"The Raspberry Pi 400 invokes a sense of nostalgia back to the all-in-one systems of the past, such as those commonly available in the 80's (about 40 years ago!) of having the keyboard and computer all in one, with connections at the back of the enclosure, and expansion at the back of the enclosure. My favorite system released January 1982 was the Commodore 64. So why not have both? With emulation, let the Raspberry Pi 400 become a Commodore 64 as well. One way to do this, is using Vice (the Versatile Commodore emulator)." [...]
"How to make balancing LED dot using WS2812 LED strip and MPU6050 accelerometer and gyroscope module. This time I will show you how to make balancing Led dot using WS2812 led strip and MPU6050 accelerometer and gyroscope module. This module is physically attached to the LED-strip, so when the LED-strip is held at a certain angle, the chip measures the angle of the LED strip and the Arduino uses this information to update the position of a virtual object as if it was a ball that is balanced on a beam and rolls from one side to the other if the beam is held at an angle. The position of the virtual object is indicated on the LED strip as a single LED that is illuminated. The code is taken from the Roel Arits blog with minor changes in hardware and software. Specifically I use Arduino Nano and LED strip with 37 LEDs." [...]

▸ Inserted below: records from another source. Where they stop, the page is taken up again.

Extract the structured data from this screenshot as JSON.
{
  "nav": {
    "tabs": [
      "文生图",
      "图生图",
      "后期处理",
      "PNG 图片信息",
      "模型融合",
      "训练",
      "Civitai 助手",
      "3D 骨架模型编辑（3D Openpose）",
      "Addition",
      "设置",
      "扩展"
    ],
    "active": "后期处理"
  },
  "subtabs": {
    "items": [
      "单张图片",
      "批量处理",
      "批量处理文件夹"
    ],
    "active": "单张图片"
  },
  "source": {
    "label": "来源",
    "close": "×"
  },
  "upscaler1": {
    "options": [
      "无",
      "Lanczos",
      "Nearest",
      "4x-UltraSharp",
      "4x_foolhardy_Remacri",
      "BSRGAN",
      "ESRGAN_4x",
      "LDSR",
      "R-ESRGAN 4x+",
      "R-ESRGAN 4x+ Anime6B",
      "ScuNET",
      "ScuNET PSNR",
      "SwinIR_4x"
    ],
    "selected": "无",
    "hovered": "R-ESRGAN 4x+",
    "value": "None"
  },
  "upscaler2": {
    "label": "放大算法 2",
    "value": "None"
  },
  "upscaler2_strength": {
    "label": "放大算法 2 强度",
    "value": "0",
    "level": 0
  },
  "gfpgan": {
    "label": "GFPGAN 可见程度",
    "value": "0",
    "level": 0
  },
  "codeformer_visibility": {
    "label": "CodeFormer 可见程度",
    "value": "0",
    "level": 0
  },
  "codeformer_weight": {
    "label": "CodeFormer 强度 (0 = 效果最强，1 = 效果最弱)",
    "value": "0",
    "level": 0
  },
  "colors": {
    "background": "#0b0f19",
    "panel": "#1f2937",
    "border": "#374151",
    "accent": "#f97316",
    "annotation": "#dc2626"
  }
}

"In this project a rain and ice sensor is implemented by analyzing the reflection of an infrared (IR) light source using GreenPAK™ SLG46620V. In this project, a rain and ice sensor is implemented by analyzing the reflection of an infrared (IR) light source. This project will use proven techniques based on multiple reflections of IR light in the internal walls of the target glass. It will aim to increase the capabilities of standard components by adding technical advantages offered by the LED device, such as increasing the power emission using pulsed energy applied ten times using high current strikes at one percent duty cycle. Below we described steps needed to understand how the solution has been programmed to design a rain sensor. However, if you just want to get the result of programming, download GreenPAK software to view the already completed GreenPAK Design File.Plug the GreenPAK Development Kit to your computer and hit the program to design the solution." [...]

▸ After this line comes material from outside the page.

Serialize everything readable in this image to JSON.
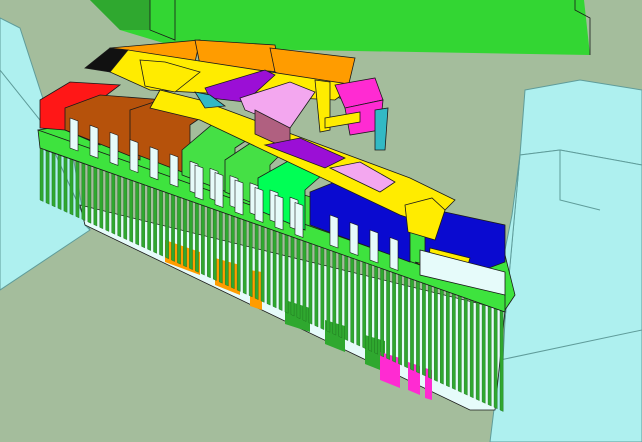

Two Channel Smart Low-Side Power Switch for Inductive, Resistive and Capacitive Loads – Arduino Shield
"The project presented here enables users to switch all kinds of resistive, inductive and capacitive loads, limited by clamping energy (EAS) and maximum current requirement. The user may interface 2 x inductive, resistive, and capacitive loads such as solenoid, dc motor, high current contact switch, high current relay, LEDs, lamps, and piezo etc. The project is most suitable for inductive loads as well as loads with inrush current. The project has been designed using BTF3050TE IC which is a 50 mΩ single-channel Smart Low-Side Power Switch in a PG-TO252-5 package providing embedded protective functions. The power transistor is built by a N-channel vertical power MOSFET. The device is monolithically integrated." [...]
"An open source LC-Meter, which is very accurate and easy to build. All the documentation included. This is an open source project. You may use, modify and distribute both software and hardware as long as you give credit. All the project's files are available here: https://github.com/coreWeaver/LC-Meter This project is based on an original idea shared by Neil Hecht back in the mid 90's. Open Source LC-Meter." [...]
That's all Folks!